Entries taken from a collection
....

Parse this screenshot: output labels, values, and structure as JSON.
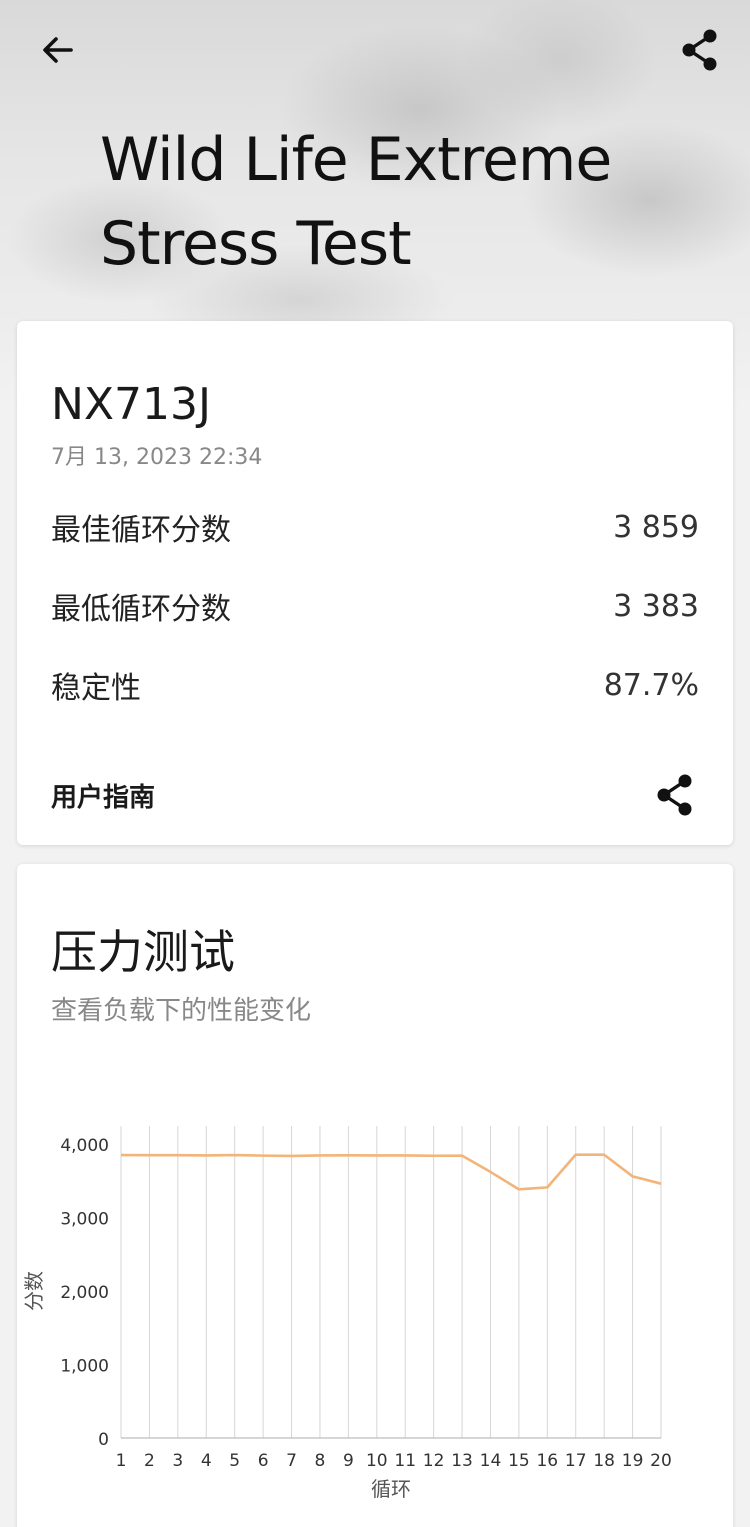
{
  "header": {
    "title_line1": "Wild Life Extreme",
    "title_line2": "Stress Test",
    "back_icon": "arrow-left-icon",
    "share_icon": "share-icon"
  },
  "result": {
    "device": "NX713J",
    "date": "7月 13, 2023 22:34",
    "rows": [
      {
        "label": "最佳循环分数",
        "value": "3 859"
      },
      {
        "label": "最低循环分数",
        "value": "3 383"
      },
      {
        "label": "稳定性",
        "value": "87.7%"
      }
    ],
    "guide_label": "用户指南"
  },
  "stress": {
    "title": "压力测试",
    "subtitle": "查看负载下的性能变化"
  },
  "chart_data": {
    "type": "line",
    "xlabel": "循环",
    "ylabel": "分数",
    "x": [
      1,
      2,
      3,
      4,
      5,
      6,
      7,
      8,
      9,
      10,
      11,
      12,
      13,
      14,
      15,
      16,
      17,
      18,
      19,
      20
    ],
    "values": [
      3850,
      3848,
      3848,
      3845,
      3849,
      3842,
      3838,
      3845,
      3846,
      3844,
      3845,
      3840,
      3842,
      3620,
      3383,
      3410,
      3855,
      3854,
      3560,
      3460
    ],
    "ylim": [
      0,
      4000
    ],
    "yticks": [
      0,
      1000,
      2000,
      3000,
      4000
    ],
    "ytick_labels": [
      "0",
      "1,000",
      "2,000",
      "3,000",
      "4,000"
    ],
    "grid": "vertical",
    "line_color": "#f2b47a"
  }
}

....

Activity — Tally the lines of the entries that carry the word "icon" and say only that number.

Written answer — 2